It’s no secret that consumer behavior and technology shifts are changing the way business is done in today’s marketplace. Many traditional and incumbent organizations are facing competition like they’ve never experienced before due to the democratization of industry and the lowering of barriers to entry. The resulting solution is the evolution of the business model - finding new ways to create value for our consumers while generating revenue. The business models of the future will require new strategies but will also be enabled by technology.
This ushers in a new world of digitally driven business models - those businesses that leverage technology to create a more seamless experience and delivery of products or services.
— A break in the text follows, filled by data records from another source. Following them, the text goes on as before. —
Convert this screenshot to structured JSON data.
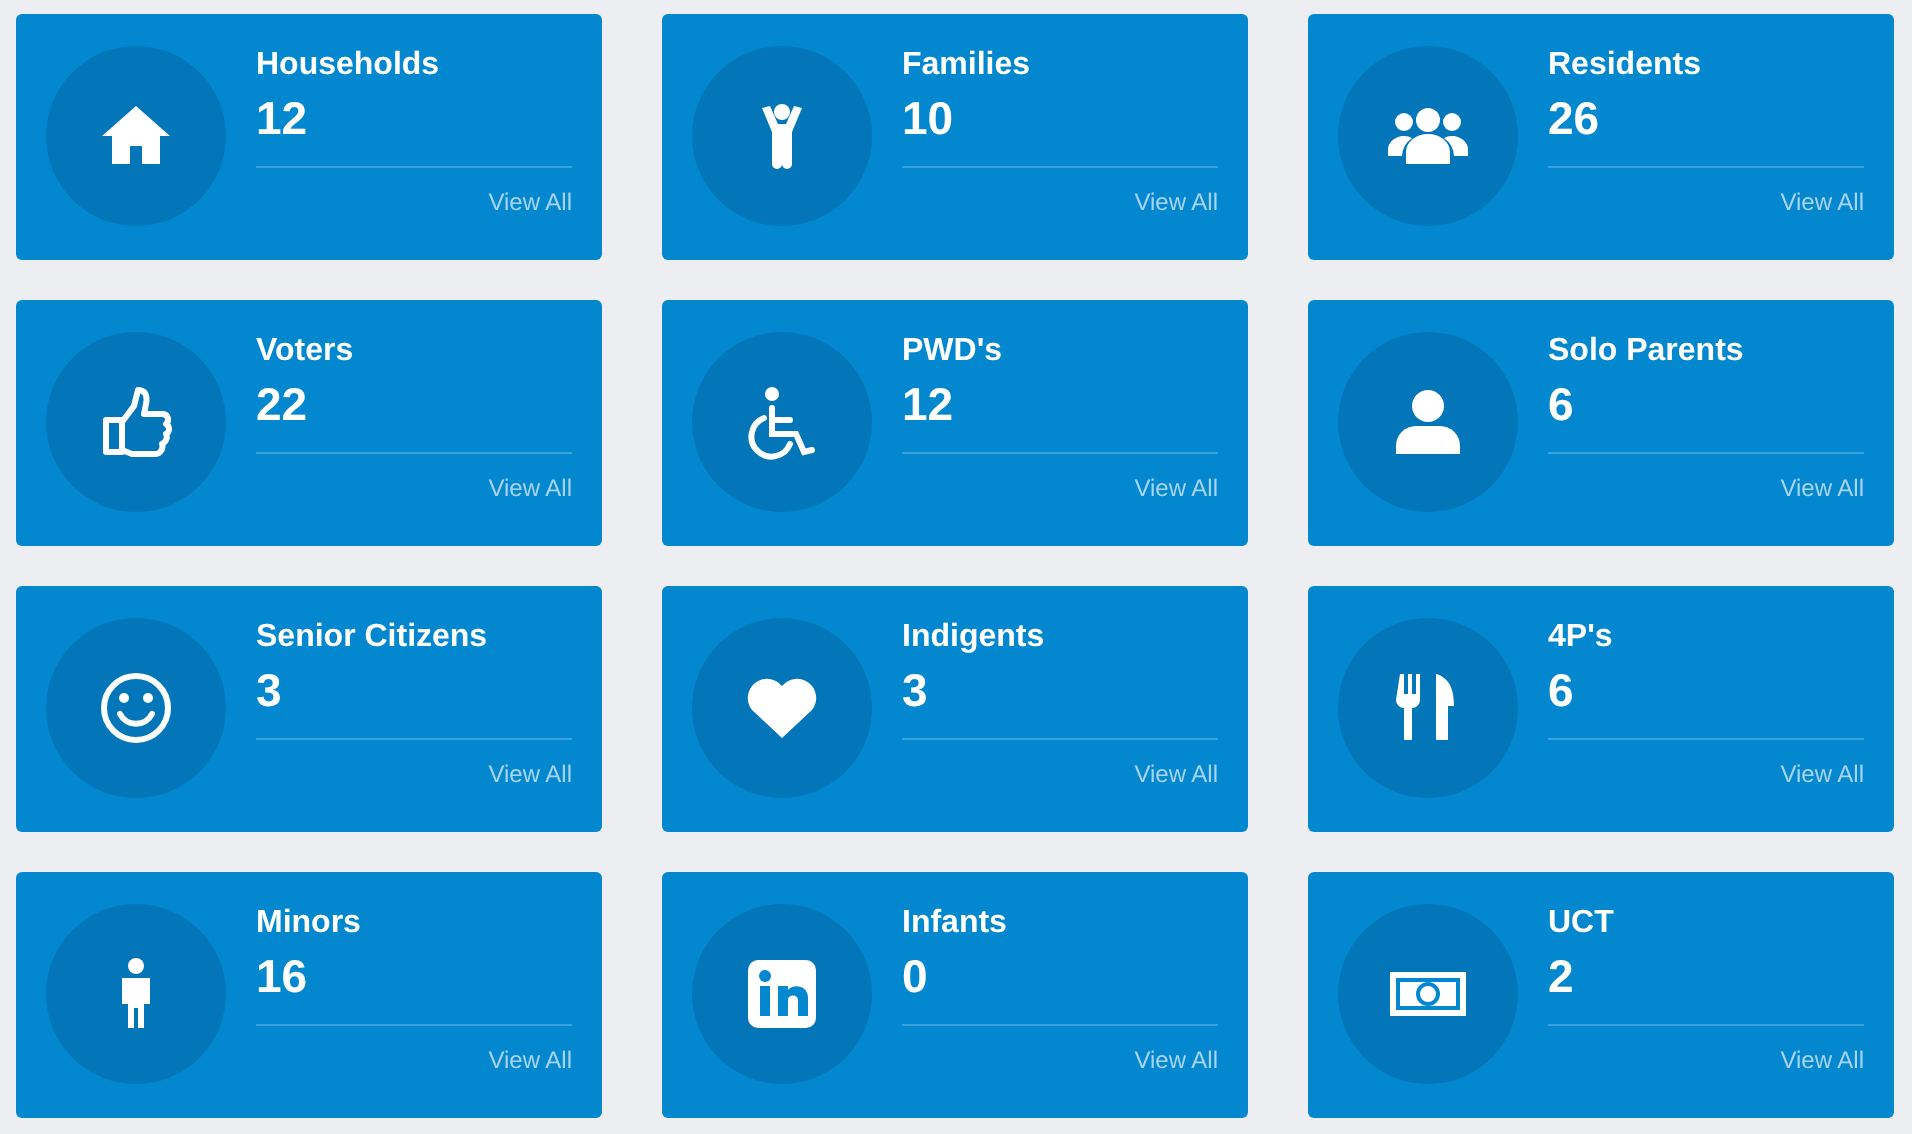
{
  "cards": [
    {
      "title": "Households",
      "count": "12",
      "link": "View All"
    },
    {
      "title": "Families",
      "count": "10",
      "link": "View All"
    },
    {
      "title": "Residents",
      "count": "26",
      "link": "View All"
    },
    {
      "title": "Voters",
      "count": "22",
      "link": "View All"
    },
    {
      "title": "PWD's",
      "count": "12",
      "link": "View All"
    },
    {
      "title": "Solo Parents",
      "count": "6",
      "link": "View All"
    },
    {
      "title": "Senior Citizens",
      "count": "3",
      "link": "View All"
    },
    {
      "title": "Indigents",
      "count": "3",
      "link": "View All"
    },
    {
      "title": "4P's",
      "count": "6",
      "link": "View All"
    },
    {
      "title": "Minors",
      "count": "16",
      "link": "View All"
    },
    {
      "title": "Infants",
      "count": "0",
      "link": "View All"
    },
    {
      "title": "UCT",
      "count": "2",
      "link": "View All"
    }
  ]
}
In their book, “What’s your digital business model?” Weill and Woerner illustrate a framework to define how a digital business model can support the growth of your traditional organization.
This model puts the consumer at the center of the business experience, creating a single, cross channel relationship with your customer. We’re seeing a tremendous amount of behavioral shifts in this space from consumers, making this a necessity, regardless of your business. The main strategy for this model is to always put the consumer first and make the relationship as seamless and connected as possible.
The supplier model gives a business the opportunity to continue add value to their products or services. These are incremental actions a business takes to differentiate their brand or product in the marketplace. One example of this is when Tide collaborated with Amazon to create the dash button for quick re-order. The strategy here is to find new ways to add value to a current business unit or product that differentiates the company in new ways.
In the transformation of industry, we are seeing a lot of companies become the entry point to a service. Think Amazon for shopping or Uber for transportation. They don’t necessarily own the products and services they are offering, but they are providing a single point of contact for the consumer to access those products and services. This strategy is one of the toughest for an incumbent business to implement. There has to be a high level of unbiased trust, engagement and value for the consumer to make that shift. A great example of a company making this transformation is Walmart with the Jet.com platform.
The ability to integrate with partners through a supply chain has always been a successful business model for many companies (i.e. shampoo in hotels, specific vehicle models as rental cars). But in the digital world it takes it up a notch. In this model, companies create APIs that can plug into other organizations ecosystem. The example that Weill & Woerner give is PayPal - having the ability to integrate across many e-commerce platforms. As more traditional organizations begin to add digital experiences to their offering, this could be a great strategy to explore to scale.
Regardless of the form the business model takes, the fact is that digital will be a driving force of its implementation and success.
How’s your business model transforming? Let’s talk about it.